|US20050095719 *||Nov 24, 2004||May 5, 2005||Young Carole J.||Quality control method|
|US20050221496 *||May 25, 2005||Oct 6, 2005||Young Carole J||Quality control method|
|US20050221497 *||May 25, 2005||Oct 6, 2005||Carole Young||Quality control method|
|US20050260256 *||Sep 27, 2002||Nov 24, 2005||Hill Knut R||Methods and apparatus for extrusion of vesicles at high pressure|
|US20080213351 *||Feb 21, 2008||Sep 4, 2008||Esperion Luv Development, Inc.||Compositions and methods for dosing liposomes of certain sizes to treat or prevent disease|
|EP0850047A1 *||Aug 30, 1996||Jul 1, 1998||Seymour Kurtz||Therapeutic lipidic vesicles: methods of use and compositions|
|EP0850047A4 *||Aug 30, 1996||Dec 29, 1999||Yissum Res Dev Co||Therapeutic lipidic vesicles: methods of use and compositions|
|WO1997013501A1 *||Oct 11, 1996||Apr 17, 1997||Kevin Jon Williams||Liposomal compositions and methods of using them|
|WO2012021172A1||Aug 12, 2011||Feb 16, 2012||Nutritional Therapeutics, Inc.||Lipid supplements for maintaining health and the treatment of acute and chronic disorders|

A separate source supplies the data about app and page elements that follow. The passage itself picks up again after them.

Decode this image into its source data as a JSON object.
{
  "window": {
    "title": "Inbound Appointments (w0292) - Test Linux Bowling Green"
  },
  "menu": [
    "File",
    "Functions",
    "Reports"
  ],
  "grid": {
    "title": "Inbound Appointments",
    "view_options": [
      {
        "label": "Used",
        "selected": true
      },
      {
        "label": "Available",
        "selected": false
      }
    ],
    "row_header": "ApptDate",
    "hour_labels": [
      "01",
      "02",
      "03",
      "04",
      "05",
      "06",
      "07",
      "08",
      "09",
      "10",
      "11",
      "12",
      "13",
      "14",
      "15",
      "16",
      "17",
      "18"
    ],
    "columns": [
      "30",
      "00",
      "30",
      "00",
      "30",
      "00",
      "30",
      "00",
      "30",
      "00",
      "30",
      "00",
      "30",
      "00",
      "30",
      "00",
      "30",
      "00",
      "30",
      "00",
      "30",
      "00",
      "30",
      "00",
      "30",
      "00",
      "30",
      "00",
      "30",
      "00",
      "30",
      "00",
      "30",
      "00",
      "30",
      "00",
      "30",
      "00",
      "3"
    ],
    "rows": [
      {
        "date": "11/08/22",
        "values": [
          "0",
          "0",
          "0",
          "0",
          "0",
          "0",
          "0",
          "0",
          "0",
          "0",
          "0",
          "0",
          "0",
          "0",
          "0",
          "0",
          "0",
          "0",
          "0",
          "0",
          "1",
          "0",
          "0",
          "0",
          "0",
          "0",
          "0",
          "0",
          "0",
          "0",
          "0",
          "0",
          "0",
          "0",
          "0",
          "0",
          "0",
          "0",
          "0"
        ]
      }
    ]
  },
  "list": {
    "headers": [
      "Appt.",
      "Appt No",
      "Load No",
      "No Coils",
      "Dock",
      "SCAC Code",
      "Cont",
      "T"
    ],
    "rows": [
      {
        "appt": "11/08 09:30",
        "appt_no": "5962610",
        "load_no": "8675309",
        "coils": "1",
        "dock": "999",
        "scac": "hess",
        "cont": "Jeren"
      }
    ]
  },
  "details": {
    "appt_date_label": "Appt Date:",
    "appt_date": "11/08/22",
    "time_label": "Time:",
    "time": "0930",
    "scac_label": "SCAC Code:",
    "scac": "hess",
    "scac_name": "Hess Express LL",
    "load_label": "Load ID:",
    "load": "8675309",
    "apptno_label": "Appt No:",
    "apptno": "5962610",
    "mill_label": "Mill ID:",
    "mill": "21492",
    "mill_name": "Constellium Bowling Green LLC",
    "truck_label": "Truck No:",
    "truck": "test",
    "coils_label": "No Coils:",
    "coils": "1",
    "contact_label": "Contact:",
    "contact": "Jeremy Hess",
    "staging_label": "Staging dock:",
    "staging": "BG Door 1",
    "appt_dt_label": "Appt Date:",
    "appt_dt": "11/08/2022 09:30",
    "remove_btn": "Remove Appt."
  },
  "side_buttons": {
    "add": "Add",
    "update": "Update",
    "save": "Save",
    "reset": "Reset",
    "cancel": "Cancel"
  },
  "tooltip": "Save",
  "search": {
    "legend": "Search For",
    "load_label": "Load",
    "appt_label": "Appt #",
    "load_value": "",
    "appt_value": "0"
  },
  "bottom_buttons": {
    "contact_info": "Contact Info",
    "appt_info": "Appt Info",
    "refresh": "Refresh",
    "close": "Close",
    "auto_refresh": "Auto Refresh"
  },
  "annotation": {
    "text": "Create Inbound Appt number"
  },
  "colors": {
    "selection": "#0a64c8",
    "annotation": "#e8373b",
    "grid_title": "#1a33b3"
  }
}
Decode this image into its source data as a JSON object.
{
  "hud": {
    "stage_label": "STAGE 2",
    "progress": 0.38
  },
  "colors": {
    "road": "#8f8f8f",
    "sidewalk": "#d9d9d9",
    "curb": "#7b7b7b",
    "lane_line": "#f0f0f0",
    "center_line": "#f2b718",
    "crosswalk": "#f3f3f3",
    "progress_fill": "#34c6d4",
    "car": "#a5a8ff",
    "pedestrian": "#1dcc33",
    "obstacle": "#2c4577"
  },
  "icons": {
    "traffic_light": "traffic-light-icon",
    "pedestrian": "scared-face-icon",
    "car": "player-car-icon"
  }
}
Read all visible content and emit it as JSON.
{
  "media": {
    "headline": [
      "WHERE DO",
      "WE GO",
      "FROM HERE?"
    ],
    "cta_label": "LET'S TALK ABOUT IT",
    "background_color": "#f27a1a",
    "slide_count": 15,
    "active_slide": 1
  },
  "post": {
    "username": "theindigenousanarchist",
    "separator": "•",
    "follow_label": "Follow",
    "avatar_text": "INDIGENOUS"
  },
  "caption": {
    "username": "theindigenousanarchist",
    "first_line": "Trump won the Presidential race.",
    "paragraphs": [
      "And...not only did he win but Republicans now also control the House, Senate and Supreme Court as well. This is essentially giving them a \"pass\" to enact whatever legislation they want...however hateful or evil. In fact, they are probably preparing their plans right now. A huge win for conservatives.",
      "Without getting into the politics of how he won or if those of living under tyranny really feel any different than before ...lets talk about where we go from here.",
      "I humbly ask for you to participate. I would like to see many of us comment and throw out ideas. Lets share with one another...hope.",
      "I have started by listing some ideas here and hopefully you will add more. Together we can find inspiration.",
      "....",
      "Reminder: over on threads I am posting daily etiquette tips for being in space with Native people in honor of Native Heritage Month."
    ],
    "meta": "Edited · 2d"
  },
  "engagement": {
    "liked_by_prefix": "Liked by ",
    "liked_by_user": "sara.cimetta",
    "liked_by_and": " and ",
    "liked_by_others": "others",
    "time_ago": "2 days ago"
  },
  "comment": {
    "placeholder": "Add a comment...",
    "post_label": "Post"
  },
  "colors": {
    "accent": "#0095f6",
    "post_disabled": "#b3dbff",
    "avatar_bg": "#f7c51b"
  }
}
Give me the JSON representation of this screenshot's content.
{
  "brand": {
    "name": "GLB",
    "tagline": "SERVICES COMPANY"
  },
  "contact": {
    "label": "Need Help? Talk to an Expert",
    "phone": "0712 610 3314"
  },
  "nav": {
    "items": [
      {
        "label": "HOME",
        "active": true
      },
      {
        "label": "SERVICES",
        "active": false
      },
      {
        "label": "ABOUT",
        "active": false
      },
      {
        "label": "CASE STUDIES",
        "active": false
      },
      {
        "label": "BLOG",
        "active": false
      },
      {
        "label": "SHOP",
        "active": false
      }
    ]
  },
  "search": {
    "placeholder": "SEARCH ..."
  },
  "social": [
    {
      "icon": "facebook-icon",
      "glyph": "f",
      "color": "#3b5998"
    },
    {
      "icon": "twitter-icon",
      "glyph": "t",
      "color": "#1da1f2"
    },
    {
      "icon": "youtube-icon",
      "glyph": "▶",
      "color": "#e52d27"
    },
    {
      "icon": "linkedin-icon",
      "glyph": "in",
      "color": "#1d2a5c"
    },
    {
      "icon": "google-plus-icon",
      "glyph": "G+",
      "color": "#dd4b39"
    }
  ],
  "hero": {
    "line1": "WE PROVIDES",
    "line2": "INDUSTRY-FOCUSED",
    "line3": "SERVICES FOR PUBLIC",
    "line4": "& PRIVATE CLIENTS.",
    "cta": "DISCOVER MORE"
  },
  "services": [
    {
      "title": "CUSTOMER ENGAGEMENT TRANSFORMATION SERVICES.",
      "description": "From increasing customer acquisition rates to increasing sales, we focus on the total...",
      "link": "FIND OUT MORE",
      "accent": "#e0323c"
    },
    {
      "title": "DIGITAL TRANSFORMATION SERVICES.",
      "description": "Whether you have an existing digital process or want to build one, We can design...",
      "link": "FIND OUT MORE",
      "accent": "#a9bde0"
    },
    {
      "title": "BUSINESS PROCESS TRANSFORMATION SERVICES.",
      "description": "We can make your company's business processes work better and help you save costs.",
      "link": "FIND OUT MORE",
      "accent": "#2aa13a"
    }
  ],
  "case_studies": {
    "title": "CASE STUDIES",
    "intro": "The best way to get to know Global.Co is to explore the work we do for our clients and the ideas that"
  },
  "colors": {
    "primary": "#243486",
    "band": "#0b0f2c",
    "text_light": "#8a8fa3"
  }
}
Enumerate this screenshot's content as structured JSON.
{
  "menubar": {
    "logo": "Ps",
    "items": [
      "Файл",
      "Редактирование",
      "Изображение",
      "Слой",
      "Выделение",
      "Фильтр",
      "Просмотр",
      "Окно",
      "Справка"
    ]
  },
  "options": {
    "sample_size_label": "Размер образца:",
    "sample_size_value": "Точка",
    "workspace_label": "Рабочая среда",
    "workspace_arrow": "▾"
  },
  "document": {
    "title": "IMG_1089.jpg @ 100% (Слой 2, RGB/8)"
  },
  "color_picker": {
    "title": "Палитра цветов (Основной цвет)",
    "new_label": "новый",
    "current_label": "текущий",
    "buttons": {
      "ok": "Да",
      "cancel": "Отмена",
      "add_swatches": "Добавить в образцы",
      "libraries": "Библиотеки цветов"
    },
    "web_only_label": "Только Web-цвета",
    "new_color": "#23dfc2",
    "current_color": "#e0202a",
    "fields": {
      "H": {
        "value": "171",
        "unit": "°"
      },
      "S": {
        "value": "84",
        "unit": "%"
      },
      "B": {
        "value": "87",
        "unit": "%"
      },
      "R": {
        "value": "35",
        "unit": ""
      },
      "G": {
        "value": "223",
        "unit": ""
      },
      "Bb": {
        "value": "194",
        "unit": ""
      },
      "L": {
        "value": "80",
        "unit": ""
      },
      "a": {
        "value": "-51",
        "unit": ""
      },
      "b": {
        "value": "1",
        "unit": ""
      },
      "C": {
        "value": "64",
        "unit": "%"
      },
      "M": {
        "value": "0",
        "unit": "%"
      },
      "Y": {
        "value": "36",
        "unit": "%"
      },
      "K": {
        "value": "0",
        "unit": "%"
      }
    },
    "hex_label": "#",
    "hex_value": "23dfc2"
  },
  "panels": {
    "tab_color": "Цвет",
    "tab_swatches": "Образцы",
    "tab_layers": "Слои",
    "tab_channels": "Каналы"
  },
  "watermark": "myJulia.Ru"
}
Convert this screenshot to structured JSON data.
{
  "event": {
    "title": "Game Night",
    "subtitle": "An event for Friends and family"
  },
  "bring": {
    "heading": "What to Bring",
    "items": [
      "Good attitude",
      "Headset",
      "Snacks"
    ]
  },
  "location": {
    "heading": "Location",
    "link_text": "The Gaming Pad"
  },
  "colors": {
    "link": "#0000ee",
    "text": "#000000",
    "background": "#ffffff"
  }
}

|WO2014110451A1||Jan 10, 2014||Jul 17, 2014||Nutritional Therapeutics, Inc.||Chewable wafers containing lipid supplements for maintaining health and the treatment of acute and chronic disorders|
|U.S. Classification||424/450, 514/78, 514/879, 514/878, 428/402.2, 424/422, 436/829|
|International Classification||A61K9/133, A61P9/00, A61P15/00, A61P43/00, A61K9/127, A61K31/685, A61K38/00|
|Cooperative Classification||Y10T428/2984, Y10S514/878, Y10S128/03, Y10S436/829, Y10S514/824, Y10S514/879, A61K31/685, A61K9/127|
|European Classification||A61K9/127, A61K31/685|
|Apr 30, 1986||AS||Assignment|
Owner name: YISSUM RESEARCH AND DEVELOPMENT COMPANY OF THE HEB
Free format text: ASSIGNMENT OF ASSIGNORS INTEREST.;ASSIGNOR:BARENHOLZ, YECHEZKEL;REEL/FRAME:004588/0797
Owner name: YISSUM RESEARCH AND DEVELOPMENT COMPANY OF THE HEB
Free format text: ASSIGNMENT OF ASSIGNORS INTEREST.;ASSIGNOR:YECHIEL, ELISHALOM;REEL/FRAME:004588/0798
Effective date: 19860310
|Sep 11, 1992||FPAY||Fee payment|
Year of fee payment: 4
|Oct 22, 1996||REMI||Maintenance fee reminder mailed|
|Feb 18, 1997||FPAY||Fee payment|
Year of fee payment: 8
|Feb 18, 1997||SULP||Surcharge for late payment|
|Oct 3, 2000||REMI||Maintenance fee reminder mailed|
|Mar 8, 2001||SULP||Surcharge for late payment|
Year of fee payment: 11
|Mar 8, 2001||FPAY||Fee payment|
Year of fee payment: 12